  6. Female American black bears often do not give birth to their first young until they are five or six years old, and they usually do not have more than two cubs every second or third year. They may bear young until they are about 25 years of age. Because most American black bears do not live beyond ten years of age, and because juvenile mortality is rather high, many females barely replace themselves in the population. The cubs purr when fed and cry when hungry or cold. Adults huff and growl, roar, and chomp their teeth as warnings to other bears or to people. American black bears do not prey on humans, but sometimes they hurt or kill people in conflicts over space or food or while protecting their young. In most areas, American black bear populations are stable. Black bears are the most abundant of the species of bears. Scientific classification: The American black bear belongs to the family Ursidae in the order Carnivora. It is classified as Ursus americanus

  7. Oh no, Brian, if it’s not one thing, it’s another! During Reading Activity #4 Just when things were finally settled, Brian encounters his biggest challenge yet—a tornado. Just how dangerous can these big storms be? Click here to find out: http://www.nssl.noaa.gov/noaastory/book.html. Now complete the “Tornadoes: So Much Energy, So Little Time” worksheet in the next slide. Use the “Where and When”, “What” and “How” sections of the text. Use the graphs and your reasoning skills, too!

  8. “Tornadoes: So Much Energy, So Little Time” Complete this worksheet, using the site http://www.nssl.noaa.gov/noaastory/book.html. 1. Name three places in the United States where tornadoes are likely to occur. 2. During which two seasons are tornadoes least likely? 3. What time of day is most dangerous for tornadic activity? 4. Tornadoes reflect only a small amount of energy in a thunderstorm, so…what makes them so dangerous? 5. What is the biggest threat that tornadoes pose to people? 6. According to the chart, how many tornadoes occurred the year you were born? (What year was that?) 7. According to the chart, regarding tornadoes, which three months are the safest in Oklahoma?

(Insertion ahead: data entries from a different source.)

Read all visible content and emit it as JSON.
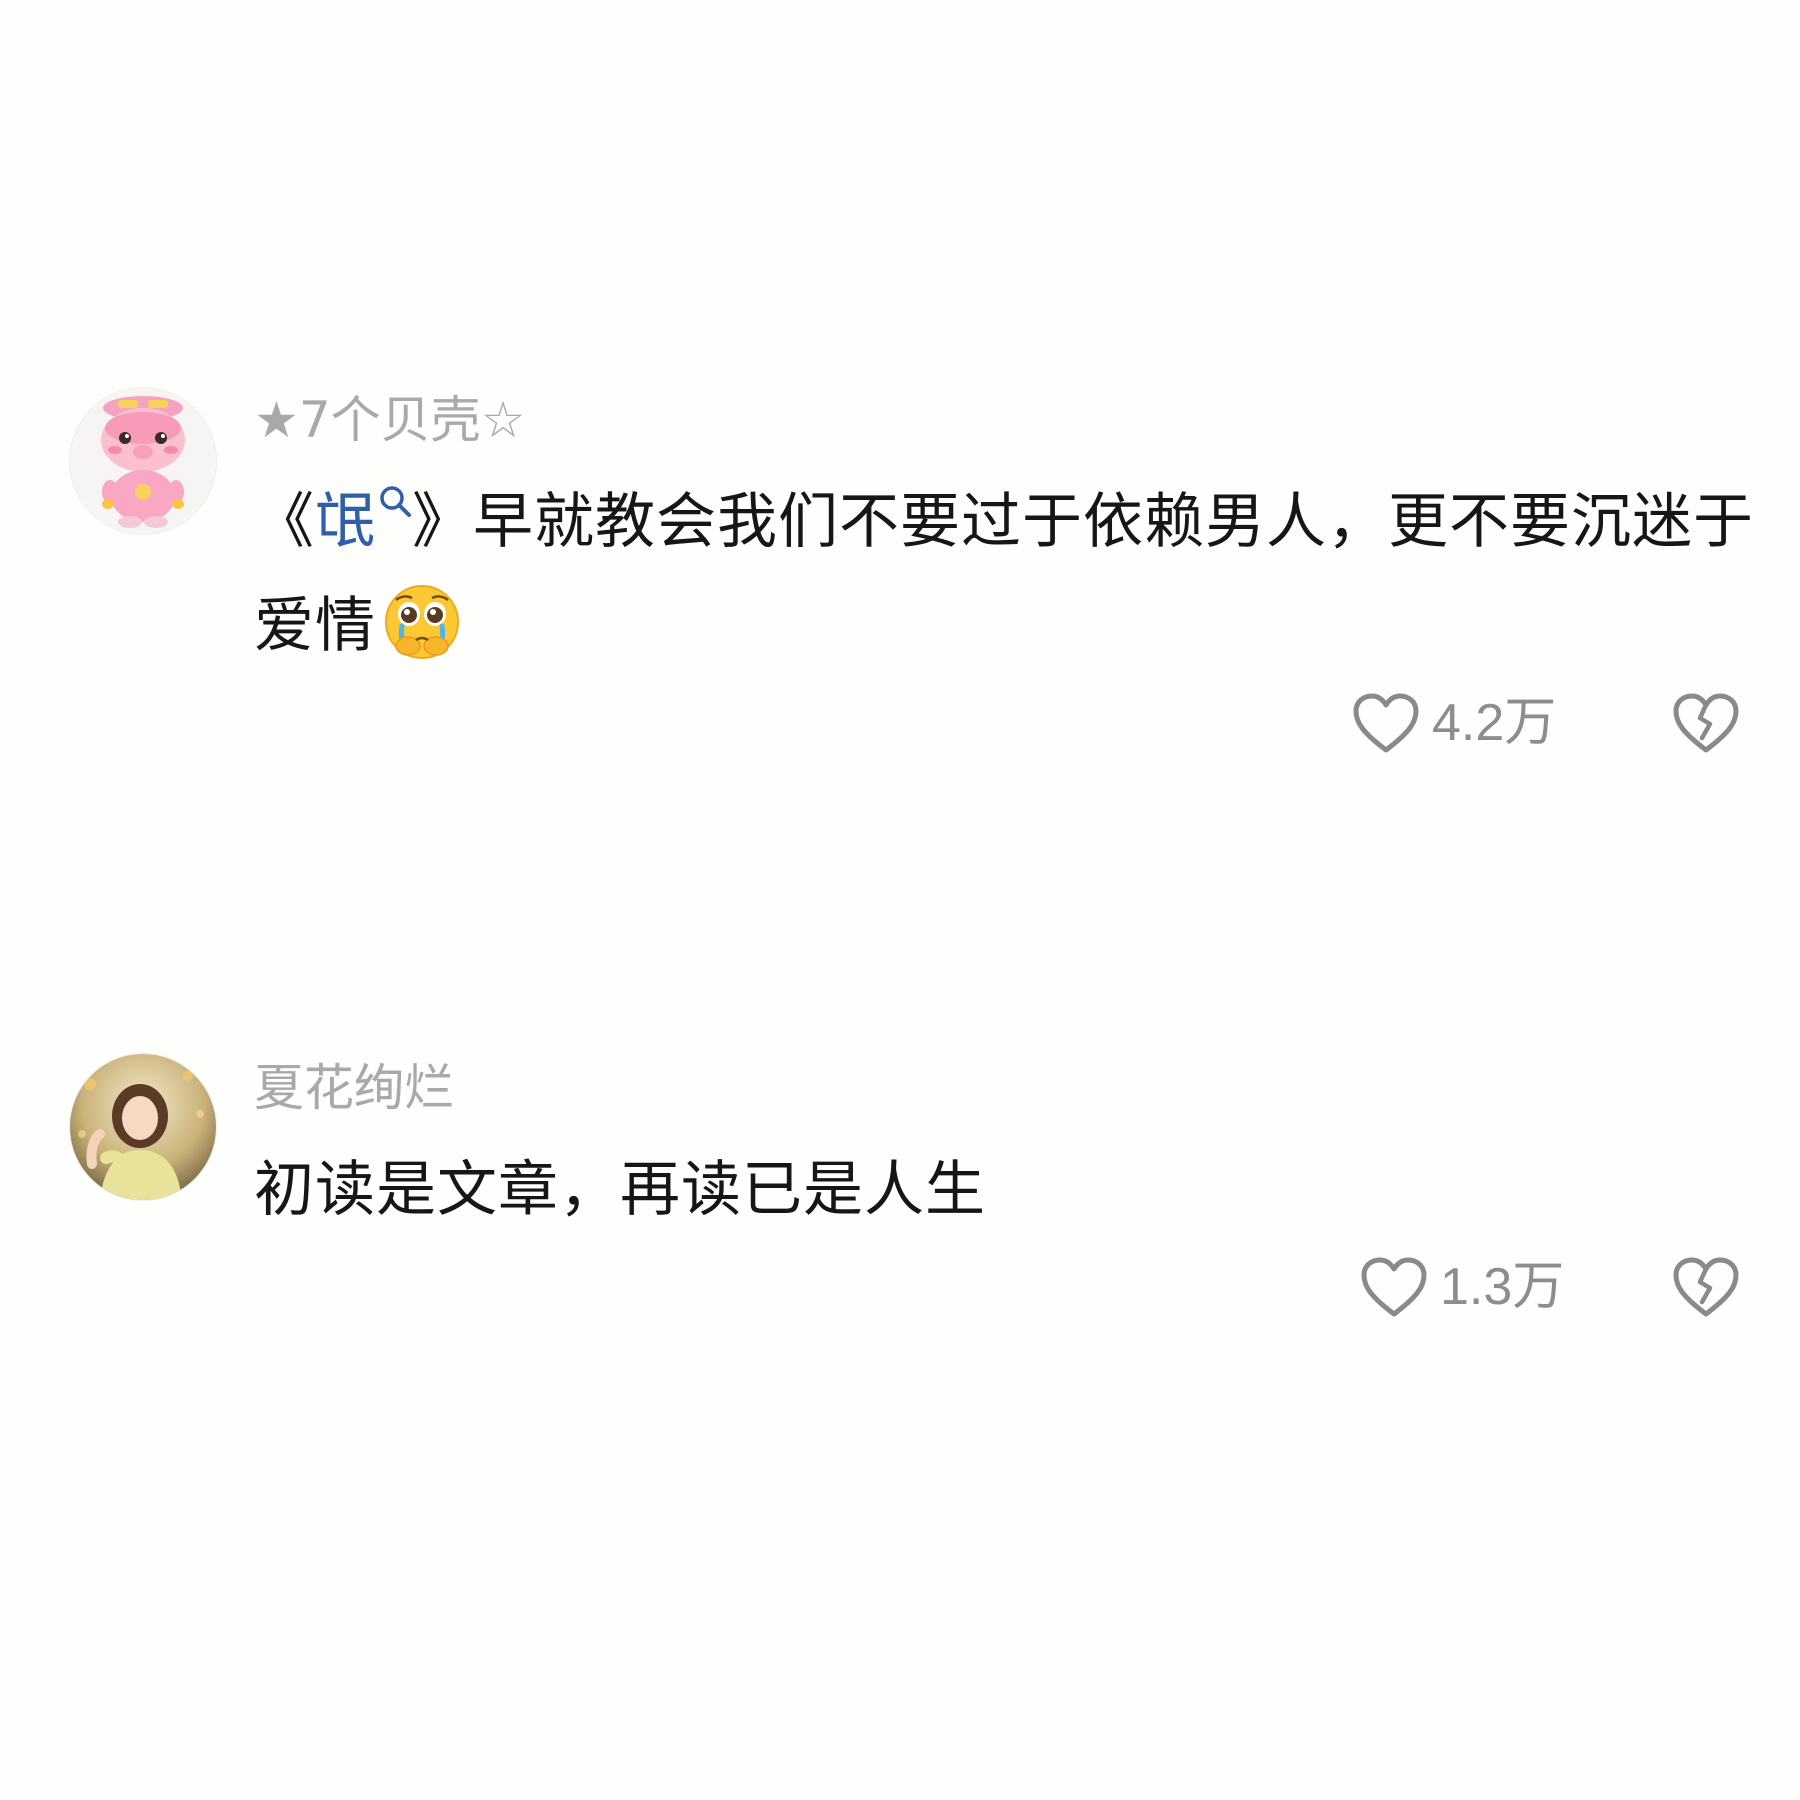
{
  "comments": [
    {
      "username": "★7个贝壳☆",
      "text_open": "《",
      "text_link": "氓",
      "text_close": "》早就教会我们不要过于依赖男人，更不要沉迷于爱情",
      "emoji": "pleading-crying-face",
      "like_count": "4.2万",
      "avatar": "pink-cartoon-pig-avatar"
    },
    {
      "username": "夏花绚烂",
      "text": "初读是文章，再读已是人生",
      "like_count": "1.3万",
      "avatar": "girl-in-yellow-photo-avatar"
    }
  ],
  "colors": {
    "background": "#fefefd",
    "username": "#a9a9a9",
    "text": "#161616",
    "link": "#2f5fa8",
    "icon": "#8a8a8a"
  }
}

Which three are the most dangerous? 8. How would these graphs be different if they showed tordadic activity in Connecticut? 9. Click on the photo display. Which photo of damage most impresses you? Why? 10. Tornadoes are classified according to the amount of damage they cause. The scale connects wind speed and damage. How are these two related?

  9. Everybody’s a Critic! After Reading Activity So, now that you’re finished reading Hatchet, what did you think? Write a short (8-10) sentence review of the story for other kids, your age. Include your ideas about the plot,character and theme. Finish off the review with your recommendation (a good read, or not?) Write a draft first, get my O.K., then post your ideas on the web, by clicking here:http://www.kidsbookshelf.com/formsubmitreviews.asp. Newbery Award